(1) the specificity of the discovery requests; (2) the likelihood of discovering critical information; (3) the availability of such information from other sources; (4) the purposes for which the responding party maintains the requested data; (5) the relative benefits to the parties of obtaining the information; (6) the total cost associated with production; (7) the relative ability of each party to control costs and its incentive to do so; and (8) the resources available to each party.
This test is based, in part, on the language of Rule 26(b)(2)(C)(iii), quoted above, that has since been removed and replaced by a reference to Rule 26(b)(1), which, after the December 1, 2015 amendments, emphasizes the importance of proportionality in defining the scope of discovery:
Parties may obtain discovery regarding any nonprivileged matter that is relevant to any party’s claim or defense and proportional to the needs of the case considering the importance of the issues at stake in the action, the amount in controversy, the parties’ relative access to relevant information, the parties’ resource, the importance of discovery in resolving the issues, and whether the burden or expense of the proposed information outweighs its likely benefit.
(Emphasis added.) When the Zubulake decision was issued in 2003, the court essentially proceeded on the premise that cost-shifting would only be appropriate where the discovery requests at issue presented an “undue” burden or expense, which would only exist if the information at issue was “inaccessible,” and would then be subject to the eight-factor balancing test articulated above.
If Zubulake was decided again today, under the Federal Rules as amended on December 1, 2015, it is not clear that the Court would choose to impose the pre-requisite that cost-shifting can only be permitted where the information at issue is “inaccessible.” Further, the multi-factor test articulated by the court (assuming the court would still choose a multi-factor test, a trend that never seems to go out of style), would likely resemble the proportionality factors now articulated in Rule 26(b)(1). These changes to the analytical framework could point to the conclusion that cost-shifting is merited in a greater number of cases than previously ordered.

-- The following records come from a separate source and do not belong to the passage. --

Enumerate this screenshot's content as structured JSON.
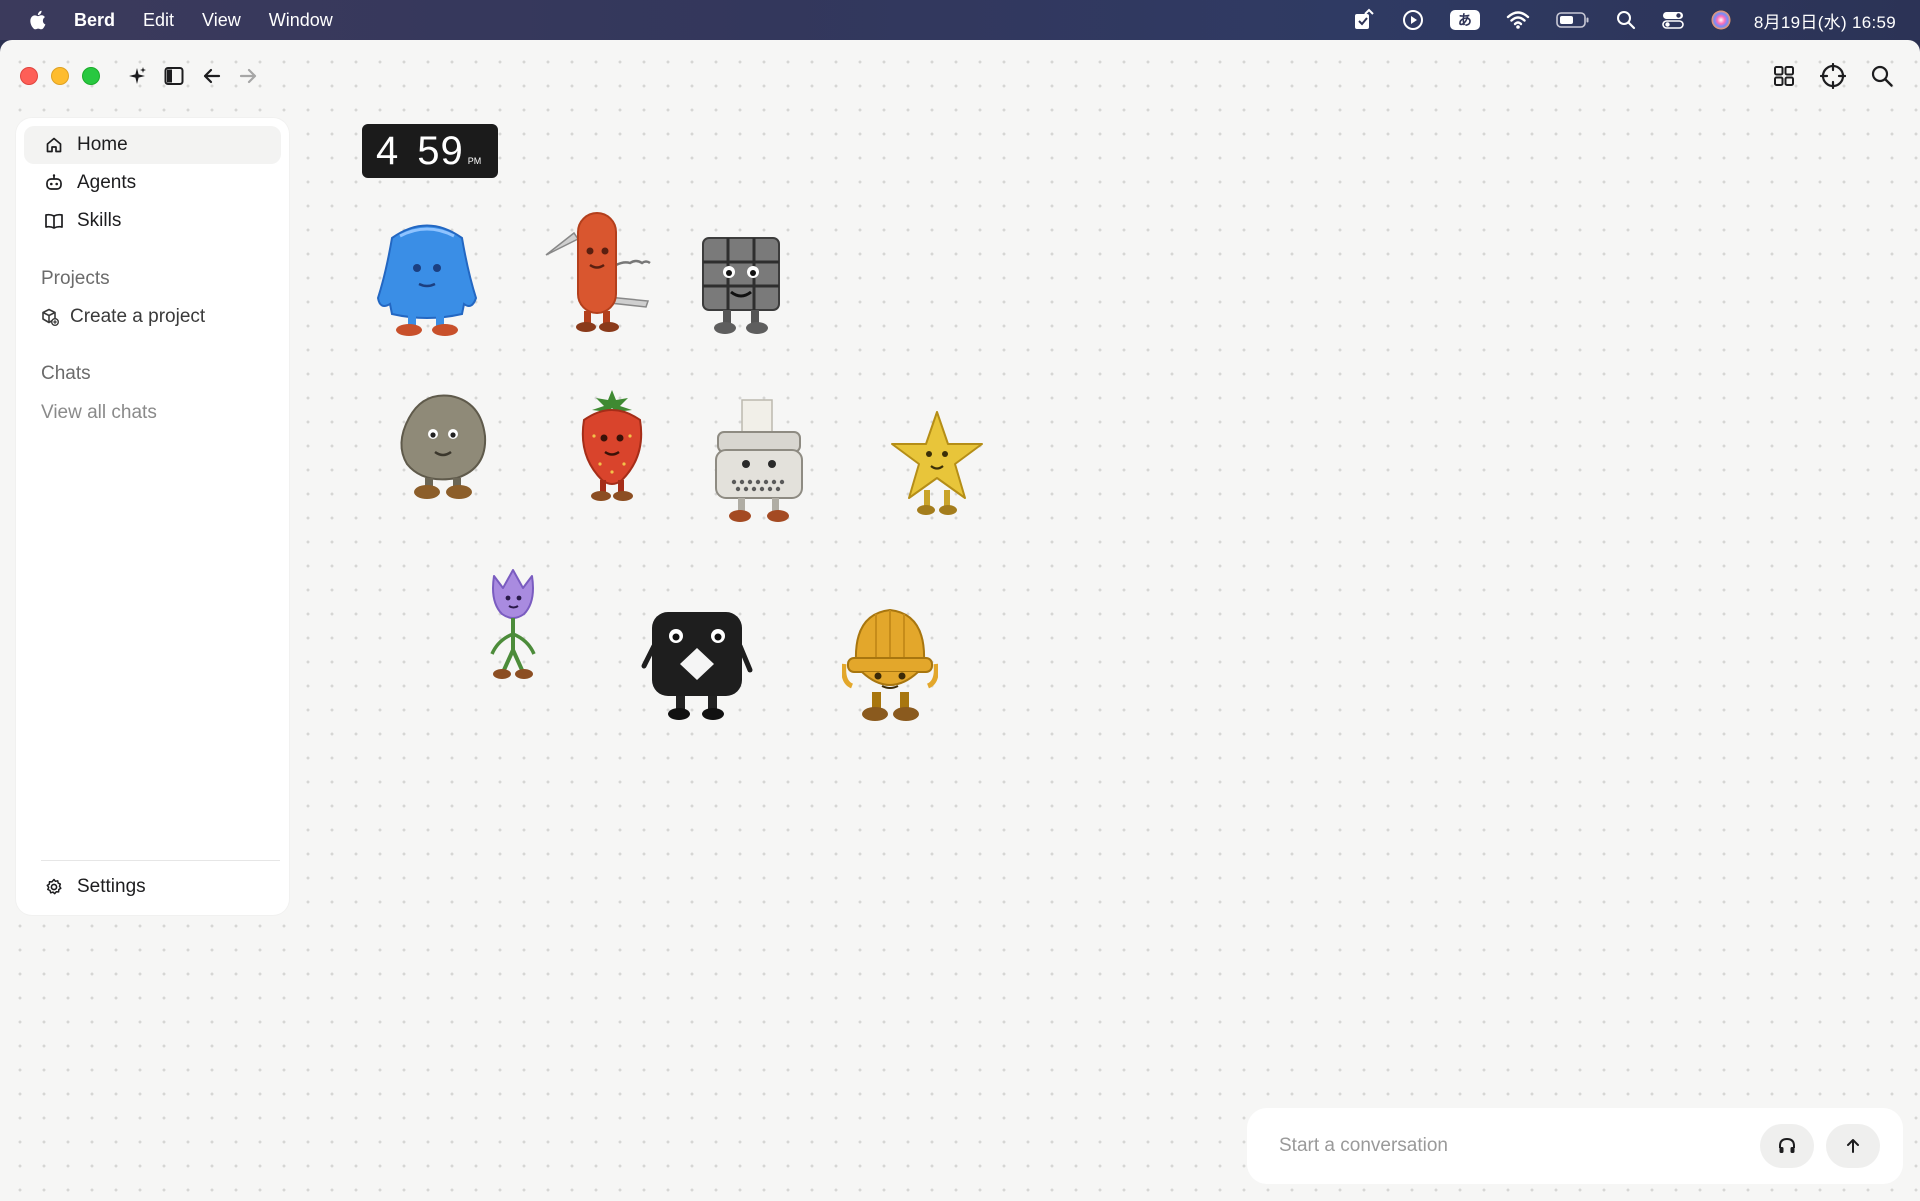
{
  "menubar": {
    "app_name": "Berd",
    "menus": [
      "Edit",
      "View",
      "Window"
    ],
    "ime_label": "あ",
    "datetime": "8月19日(水) 16:59"
  },
  "sidebar": {
    "nav": [
      {
        "label": "Home",
        "icon": "home-icon",
        "active": true
      },
      {
        "label": "Agents",
        "icon": "robot-icon",
        "active": false
      },
      {
        "label": "Skills",
        "icon": "book-icon",
        "active": false
      }
    ],
    "projects_title": "Projects",
    "create_project": "Create a project",
    "chats_title": "Chats",
    "view_all_chats": "View all chats",
    "settings": "Settings"
  },
  "clock_widget": {
    "hour": "4",
    "minute": "59",
    "period": "PM"
  },
  "characters": [
    {
      "name": "blue-jelly-character",
      "color": "#3a8ee6"
    },
    {
      "name": "swiss-knife-character",
      "color": "#d9562f"
    },
    {
      "name": "rubiks-cube-character",
      "color": "#7a7a7a"
    },
    {
      "name": "rock-character",
      "color": "#8f8a78"
    },
    {
      "name": "strawberry-character",
      "color": "#d9442c"
    },
    {
      "name": "typewriter-character",
      "color": "#d8d6d0"
    },
    {
      "name": "star-character",
      "color": "#e8c53a"
    },
    {
      "name": "tulip-character",
      "color": "#a98be0"
    },
    {
      "name": "black-cube-character",
      "color": "#1e1e1e"
    },
    {
      "name": "hard-hat-character",
      "color": "#e3a72b"
    }
  ],
  "composer": {
    "placeholder": "Start a conversation"
  }
}
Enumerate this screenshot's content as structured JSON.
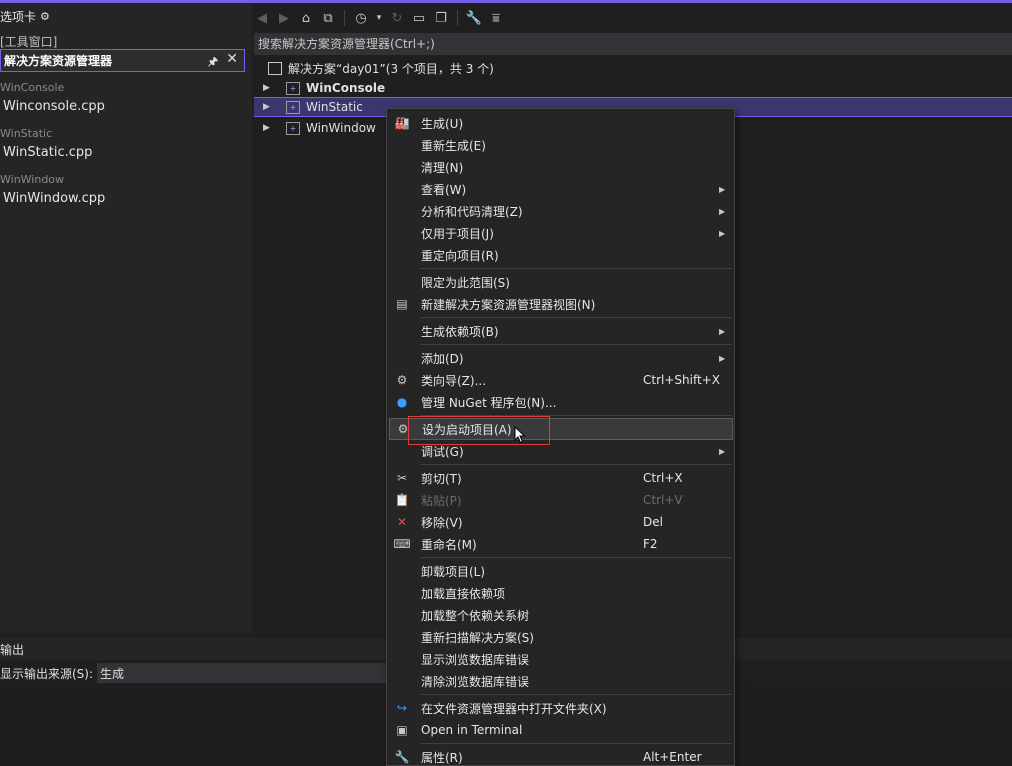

This is especially significant in jurisdictions that have not yet adopted the Zubulake approach to cost-shifting or articulated a standard of their own.
In sum, while the authors do not expect the recent addition of Rule 26(c)(1)(B) to usher in a sea-change where the requesting party will typically be expected to shoulder some percentage of the responding party’s discovery costs, it is expected to increase the number of motions filed seeking cost-shifting, which should, in turn, increase the raw number of cost-shifting orders in federal discovery. Further, the recent amendments’ overall focus on proportionality could lead some courts to soften the analysis that they use to determine when cost-shifting is merited. The key takeaway for attorneys and defendants is that the practice of cost-shifting is now expressly acknowledged in the Federal Rules, and, while it may not become commonplace, it is certainly not going to become any less common.